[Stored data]
━━━━━━

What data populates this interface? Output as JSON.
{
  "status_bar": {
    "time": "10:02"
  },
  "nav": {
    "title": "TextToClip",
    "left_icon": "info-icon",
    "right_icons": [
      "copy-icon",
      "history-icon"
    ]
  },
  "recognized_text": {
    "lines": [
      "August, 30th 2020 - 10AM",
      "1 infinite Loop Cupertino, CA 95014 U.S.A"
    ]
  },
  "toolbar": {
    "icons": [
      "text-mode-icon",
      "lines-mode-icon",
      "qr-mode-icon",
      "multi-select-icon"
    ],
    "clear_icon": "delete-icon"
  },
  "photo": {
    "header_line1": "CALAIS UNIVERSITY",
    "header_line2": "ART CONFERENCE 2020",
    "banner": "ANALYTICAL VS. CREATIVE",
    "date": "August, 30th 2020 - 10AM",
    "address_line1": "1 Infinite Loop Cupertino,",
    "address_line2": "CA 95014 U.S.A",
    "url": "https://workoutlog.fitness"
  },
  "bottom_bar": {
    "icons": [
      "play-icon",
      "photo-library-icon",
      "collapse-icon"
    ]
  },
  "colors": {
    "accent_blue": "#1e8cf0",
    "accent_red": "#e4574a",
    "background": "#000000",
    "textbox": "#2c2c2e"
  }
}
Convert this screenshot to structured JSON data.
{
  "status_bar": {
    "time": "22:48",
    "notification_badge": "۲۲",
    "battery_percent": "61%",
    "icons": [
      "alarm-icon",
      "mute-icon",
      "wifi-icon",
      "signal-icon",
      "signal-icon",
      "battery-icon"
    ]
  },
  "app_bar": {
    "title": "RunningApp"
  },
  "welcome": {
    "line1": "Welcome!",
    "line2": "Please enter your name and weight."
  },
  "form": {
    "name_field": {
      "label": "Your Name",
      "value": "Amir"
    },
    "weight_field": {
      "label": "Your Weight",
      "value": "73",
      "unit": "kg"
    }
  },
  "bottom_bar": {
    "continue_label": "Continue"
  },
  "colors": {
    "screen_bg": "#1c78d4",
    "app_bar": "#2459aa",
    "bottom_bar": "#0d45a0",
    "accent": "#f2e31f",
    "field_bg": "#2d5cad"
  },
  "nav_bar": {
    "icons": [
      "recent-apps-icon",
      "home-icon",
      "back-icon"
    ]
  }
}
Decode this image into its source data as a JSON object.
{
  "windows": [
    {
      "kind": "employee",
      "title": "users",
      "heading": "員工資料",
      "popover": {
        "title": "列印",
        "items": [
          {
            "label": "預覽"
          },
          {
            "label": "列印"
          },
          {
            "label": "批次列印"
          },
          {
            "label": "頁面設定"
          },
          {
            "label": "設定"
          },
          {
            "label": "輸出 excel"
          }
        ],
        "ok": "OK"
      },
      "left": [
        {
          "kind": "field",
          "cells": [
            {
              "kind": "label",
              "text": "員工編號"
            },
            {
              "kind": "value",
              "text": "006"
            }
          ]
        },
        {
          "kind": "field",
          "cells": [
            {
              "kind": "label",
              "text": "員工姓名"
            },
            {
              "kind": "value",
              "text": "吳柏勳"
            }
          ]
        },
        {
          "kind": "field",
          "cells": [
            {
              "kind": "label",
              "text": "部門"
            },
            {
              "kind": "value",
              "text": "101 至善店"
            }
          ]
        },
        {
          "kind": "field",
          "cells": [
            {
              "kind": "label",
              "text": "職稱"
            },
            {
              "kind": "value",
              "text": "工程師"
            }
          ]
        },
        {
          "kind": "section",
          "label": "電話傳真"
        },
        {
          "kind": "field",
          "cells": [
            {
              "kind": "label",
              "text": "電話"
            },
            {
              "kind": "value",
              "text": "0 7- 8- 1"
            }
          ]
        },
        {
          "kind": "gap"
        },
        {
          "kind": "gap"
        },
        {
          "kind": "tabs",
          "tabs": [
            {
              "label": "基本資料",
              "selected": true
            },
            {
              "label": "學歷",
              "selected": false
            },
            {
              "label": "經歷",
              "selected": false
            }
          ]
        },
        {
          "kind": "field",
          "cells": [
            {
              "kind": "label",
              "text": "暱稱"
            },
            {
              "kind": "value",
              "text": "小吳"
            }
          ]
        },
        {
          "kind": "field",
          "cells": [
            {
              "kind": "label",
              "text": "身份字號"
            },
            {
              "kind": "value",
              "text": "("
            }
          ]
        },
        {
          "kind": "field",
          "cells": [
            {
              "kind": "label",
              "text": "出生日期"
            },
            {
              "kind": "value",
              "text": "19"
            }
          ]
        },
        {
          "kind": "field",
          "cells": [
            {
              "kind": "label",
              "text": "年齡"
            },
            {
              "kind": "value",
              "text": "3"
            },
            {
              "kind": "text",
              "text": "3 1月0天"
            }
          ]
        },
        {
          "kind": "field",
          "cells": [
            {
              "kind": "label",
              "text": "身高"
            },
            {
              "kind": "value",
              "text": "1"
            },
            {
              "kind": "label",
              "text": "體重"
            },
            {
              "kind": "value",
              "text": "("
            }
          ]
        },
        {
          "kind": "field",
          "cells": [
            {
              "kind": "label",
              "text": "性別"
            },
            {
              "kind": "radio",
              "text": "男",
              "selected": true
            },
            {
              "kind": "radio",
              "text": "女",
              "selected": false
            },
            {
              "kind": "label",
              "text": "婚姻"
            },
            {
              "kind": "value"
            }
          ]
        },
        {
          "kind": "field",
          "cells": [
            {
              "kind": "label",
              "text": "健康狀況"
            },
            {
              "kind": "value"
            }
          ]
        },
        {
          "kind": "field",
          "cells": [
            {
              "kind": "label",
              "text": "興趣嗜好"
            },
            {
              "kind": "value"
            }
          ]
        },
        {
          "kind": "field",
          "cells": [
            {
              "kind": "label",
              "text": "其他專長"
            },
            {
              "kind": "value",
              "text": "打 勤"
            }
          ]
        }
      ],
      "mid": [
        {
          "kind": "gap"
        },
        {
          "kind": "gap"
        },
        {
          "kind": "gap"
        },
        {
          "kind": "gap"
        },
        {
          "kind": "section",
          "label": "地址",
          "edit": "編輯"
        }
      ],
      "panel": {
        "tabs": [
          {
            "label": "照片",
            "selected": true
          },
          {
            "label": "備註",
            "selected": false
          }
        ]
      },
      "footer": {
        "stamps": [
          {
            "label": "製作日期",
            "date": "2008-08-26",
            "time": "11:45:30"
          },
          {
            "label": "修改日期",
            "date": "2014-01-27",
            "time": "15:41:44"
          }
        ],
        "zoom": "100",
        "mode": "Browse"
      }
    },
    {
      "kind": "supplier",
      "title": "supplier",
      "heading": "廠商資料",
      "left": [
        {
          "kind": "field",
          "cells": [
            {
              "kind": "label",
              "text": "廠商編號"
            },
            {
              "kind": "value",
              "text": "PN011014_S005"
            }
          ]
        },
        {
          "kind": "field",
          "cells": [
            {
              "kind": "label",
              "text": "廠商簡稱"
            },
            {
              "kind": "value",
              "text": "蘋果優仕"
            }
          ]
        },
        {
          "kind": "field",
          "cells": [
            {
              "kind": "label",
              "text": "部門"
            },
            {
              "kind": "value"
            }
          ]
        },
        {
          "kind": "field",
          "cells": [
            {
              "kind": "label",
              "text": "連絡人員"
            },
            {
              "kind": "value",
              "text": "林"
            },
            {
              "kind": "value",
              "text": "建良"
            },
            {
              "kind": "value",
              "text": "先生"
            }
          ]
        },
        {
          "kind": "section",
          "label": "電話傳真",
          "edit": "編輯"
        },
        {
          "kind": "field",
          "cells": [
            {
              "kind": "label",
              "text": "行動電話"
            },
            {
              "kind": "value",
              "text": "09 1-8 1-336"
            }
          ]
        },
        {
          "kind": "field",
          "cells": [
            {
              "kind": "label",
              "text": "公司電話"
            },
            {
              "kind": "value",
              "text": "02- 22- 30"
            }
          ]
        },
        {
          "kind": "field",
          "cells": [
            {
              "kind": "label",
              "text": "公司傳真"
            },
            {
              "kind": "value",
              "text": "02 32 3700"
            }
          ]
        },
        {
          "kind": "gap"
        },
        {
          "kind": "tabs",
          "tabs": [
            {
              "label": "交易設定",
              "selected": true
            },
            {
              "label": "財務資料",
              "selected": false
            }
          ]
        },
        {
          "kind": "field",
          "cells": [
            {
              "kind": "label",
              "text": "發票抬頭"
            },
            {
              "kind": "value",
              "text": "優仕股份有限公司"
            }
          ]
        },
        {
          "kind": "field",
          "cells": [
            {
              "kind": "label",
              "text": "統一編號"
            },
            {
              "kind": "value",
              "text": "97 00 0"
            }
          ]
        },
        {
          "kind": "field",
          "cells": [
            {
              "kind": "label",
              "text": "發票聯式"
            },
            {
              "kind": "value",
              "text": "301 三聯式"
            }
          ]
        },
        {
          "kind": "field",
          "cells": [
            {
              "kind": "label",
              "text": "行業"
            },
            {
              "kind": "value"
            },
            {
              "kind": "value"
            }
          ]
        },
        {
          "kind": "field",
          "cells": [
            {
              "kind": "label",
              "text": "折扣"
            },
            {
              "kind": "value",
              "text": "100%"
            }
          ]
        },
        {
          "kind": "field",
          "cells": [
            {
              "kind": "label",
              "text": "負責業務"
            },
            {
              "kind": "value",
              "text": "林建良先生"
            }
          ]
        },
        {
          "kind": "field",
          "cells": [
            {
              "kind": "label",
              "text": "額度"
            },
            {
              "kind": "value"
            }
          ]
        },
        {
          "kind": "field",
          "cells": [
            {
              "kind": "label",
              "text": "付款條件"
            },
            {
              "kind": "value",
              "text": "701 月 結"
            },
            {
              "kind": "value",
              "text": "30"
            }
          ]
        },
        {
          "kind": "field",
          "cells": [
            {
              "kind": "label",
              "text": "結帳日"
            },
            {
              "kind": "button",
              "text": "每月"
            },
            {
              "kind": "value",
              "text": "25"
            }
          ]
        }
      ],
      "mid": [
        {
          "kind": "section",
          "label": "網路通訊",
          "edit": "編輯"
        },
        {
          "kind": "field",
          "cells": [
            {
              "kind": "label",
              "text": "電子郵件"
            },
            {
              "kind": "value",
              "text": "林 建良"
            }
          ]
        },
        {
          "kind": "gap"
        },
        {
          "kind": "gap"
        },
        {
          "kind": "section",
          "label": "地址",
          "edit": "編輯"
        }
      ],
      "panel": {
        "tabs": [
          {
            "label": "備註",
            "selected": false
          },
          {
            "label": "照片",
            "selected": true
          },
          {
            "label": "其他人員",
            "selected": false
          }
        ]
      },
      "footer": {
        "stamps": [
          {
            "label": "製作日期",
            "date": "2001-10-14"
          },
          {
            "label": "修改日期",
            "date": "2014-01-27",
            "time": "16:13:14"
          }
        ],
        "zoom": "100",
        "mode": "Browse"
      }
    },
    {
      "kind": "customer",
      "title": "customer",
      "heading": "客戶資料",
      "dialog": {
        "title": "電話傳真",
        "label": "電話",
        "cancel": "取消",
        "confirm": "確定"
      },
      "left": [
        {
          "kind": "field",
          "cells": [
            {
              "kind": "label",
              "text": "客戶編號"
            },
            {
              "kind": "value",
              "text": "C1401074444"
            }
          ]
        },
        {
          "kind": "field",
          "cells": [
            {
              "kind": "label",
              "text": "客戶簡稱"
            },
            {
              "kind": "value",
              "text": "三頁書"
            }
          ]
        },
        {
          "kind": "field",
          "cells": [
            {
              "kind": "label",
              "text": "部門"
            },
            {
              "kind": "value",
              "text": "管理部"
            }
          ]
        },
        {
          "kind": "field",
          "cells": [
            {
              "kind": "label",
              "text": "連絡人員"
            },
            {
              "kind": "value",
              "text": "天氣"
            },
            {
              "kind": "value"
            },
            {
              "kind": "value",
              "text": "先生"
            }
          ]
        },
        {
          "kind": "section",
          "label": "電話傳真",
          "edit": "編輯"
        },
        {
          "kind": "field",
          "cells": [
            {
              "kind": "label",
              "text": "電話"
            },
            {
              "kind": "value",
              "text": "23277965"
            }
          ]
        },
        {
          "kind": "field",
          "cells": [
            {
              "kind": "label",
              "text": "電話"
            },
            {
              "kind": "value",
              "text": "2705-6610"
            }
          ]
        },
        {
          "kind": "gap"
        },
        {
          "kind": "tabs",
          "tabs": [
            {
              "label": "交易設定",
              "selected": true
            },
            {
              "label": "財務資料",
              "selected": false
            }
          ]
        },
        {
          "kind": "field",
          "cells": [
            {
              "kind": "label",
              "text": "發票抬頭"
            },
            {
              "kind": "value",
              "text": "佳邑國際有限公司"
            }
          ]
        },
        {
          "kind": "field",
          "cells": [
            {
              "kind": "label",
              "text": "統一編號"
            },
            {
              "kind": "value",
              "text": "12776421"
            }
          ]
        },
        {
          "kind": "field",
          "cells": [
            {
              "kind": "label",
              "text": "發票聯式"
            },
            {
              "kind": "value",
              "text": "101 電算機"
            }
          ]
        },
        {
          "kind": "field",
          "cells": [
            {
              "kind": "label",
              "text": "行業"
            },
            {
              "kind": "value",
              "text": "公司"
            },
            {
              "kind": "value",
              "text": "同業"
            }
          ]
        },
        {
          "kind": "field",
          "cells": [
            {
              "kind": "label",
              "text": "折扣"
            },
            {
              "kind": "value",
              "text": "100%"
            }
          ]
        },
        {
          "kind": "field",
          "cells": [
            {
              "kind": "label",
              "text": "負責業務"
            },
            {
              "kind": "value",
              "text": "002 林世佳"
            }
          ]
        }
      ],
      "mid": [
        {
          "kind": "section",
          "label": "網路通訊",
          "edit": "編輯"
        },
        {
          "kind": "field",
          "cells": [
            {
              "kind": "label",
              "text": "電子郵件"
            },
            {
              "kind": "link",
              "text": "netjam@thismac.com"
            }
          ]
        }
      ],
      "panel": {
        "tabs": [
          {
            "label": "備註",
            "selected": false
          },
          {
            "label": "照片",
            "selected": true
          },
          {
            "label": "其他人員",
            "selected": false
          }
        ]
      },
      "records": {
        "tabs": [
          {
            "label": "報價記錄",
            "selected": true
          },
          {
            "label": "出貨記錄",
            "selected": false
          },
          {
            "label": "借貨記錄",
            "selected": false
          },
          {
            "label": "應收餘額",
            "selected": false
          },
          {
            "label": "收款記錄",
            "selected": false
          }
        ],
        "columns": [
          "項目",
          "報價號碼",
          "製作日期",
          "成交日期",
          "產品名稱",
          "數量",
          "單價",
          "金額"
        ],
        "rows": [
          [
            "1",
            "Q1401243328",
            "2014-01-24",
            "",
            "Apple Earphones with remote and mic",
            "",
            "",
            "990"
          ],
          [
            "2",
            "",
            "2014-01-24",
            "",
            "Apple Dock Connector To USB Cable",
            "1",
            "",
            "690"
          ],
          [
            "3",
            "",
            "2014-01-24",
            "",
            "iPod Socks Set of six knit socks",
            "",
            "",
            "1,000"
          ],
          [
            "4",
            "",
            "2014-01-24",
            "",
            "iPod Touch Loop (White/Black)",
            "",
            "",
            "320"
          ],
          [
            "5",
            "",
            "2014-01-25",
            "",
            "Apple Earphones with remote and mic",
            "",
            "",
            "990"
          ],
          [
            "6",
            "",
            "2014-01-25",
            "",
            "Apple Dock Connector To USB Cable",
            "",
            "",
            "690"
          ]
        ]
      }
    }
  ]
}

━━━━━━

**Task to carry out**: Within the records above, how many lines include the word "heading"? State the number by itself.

**Answer space**: 3